If you believe the beneficiary (spouse or child) is capable of managing their inheritance then it’s common to use a discretionary trust and nominate the beneficiary as the trustee.
This enables the beneficiary maximum flexibility in the management and control of their inheritance whilst at the same time providing the taxation benefits and asset protection benefits afforded by the trust.
If for some reason you wish to restrict the control your beneficiary has over their inheritance you can:
- Add a third party as a joint trustee along with your beneficiary, but still use a discretionary trust ( this option is only appropriate in a limited number of situations).
- Use a capital protected trust controlled by someone other than the beneficiary. These are designed to provide for beneficiaries who have difficulties managing moneys.
Special Purpose Trusts
Other special forms of trust (some with special taxation relief) are available. For example, trusts set up for a disabled person or to fund education of children may qualify for special taxation and Centrelink treatment.
Most common trust structures
The main features of the two most commonly used trust structures are:
Discretionary Trusts (created by your Will):
- Allows the beneficiary to use, invest, change and control assets freely.
- Generally the beneficiary (or their nominee) is also the trustee of their own trust. A third party can be appointed trustee in place of, or in addition to, the beneficiary where there is good reason. Examples include where the beneficiary is facing bankruptcy, matrimonial problems or has limited capacity to manage their own finances.
- Generally no practical restrictions are placed on how the trustee is to manage or maintain the assets, although the trustee does have legal duties and obligations that must be complied with. The trustee can dispose of all assets as he/she see fit. Once you leave the assets to a beneficiary using this type of trust, the trustee/beneficiary will have total control, unless restricted through the intervention of a third party trustee whose consent is required.
- This type of trust provides maximum flexibility for tax purposes.
- Provides varying degrees of protection of assets for your beneficiaries from third parties in the event of bankruptcy or family breakdown.
Capital Protected Trusts (created by your Will):
This type of trust is designed to protect and preserve assets for the benefit of a beneficiary or for future generations.
They are often used where:
- there is a concern that the beneficiary is unlikely to be able to manage their own financial affairs or are under the adverse influence of a third party; or

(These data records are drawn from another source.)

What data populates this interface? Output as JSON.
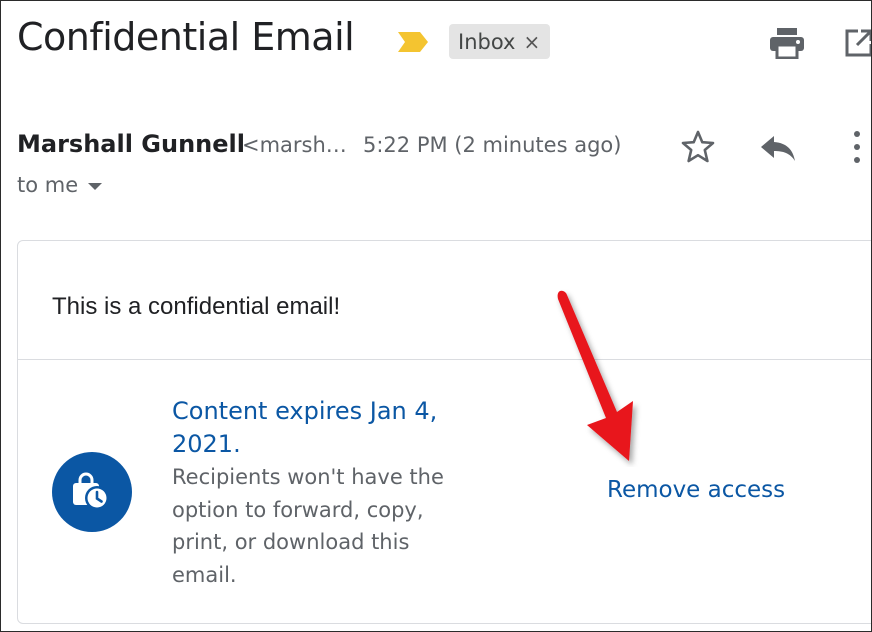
{
  "email": {
    "subject": "Confidential Email",
    "label_chip": {
      "label": "Inbox",
      "close_glyph": "×"
    },
    "sender": {
      "name": "Marshall Gunnell",
      "email_truncated": "<marsh…"
    },
    "timestamp": "5:22 PM (2 minutes ago)",
    "recipient": "to me",
    "body": "This is a confidential email!",
    "confidential": {
      "expiry_title": "Content expires Jan 4, 2021.",
      "description": "Recipients won't have the option to forward, copy, print, or download this email.",
      "remove_access": "Remove access"
    }
  },
  "icons": {
    "important_marker": "important-marker-icon",
    "print": "print-icon",
    "open_new_window": "open-in-new-window-icon",
    "star": "star-icon",
    "reply": "reply-icon",
    "more": "more-vert-icon",
    "recipient_dropdown": "chevron-down-icon",
    "confidential": "confidential-mode-lock-clock-icon"
  },
  "colors": {
    "important_marker": "#f4c430",
    "link_blue": "#0b57a4",
    "annotation_arrow": "#e8131b",
    "text_primary": "#202124",
    "text_secondary": "#5f6368",
    "chip_bg": "#e4e4e4"
  }
}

- you wish to maximise the chances that assets will survive the beneficiary for the benefit of a subsequent generations.
A protective trust enables you to pre-determine some degree of control or influence over the way the assets can be managed, used and accessed by your beneficiaries.
Terms of such trusts vary;
- Some provide for an income stream to the beneficiary with no access to capital.
- Some empower the trustee to provide for the education, accommodation, maintenance and betterment of a beneficiary but does not allow access to capital and perhaps very restricted access to cash
The trustee will be a third party, not the beneficiary. Commonly the trusteess are other family members, lawyers, accountants or trustee companies.
The information contained in this fact sheet is general in nature and should not be relied upon as legal advice. Legal advice should be sought for specific matters. If you have any questions please call us to speak to one of our specialists.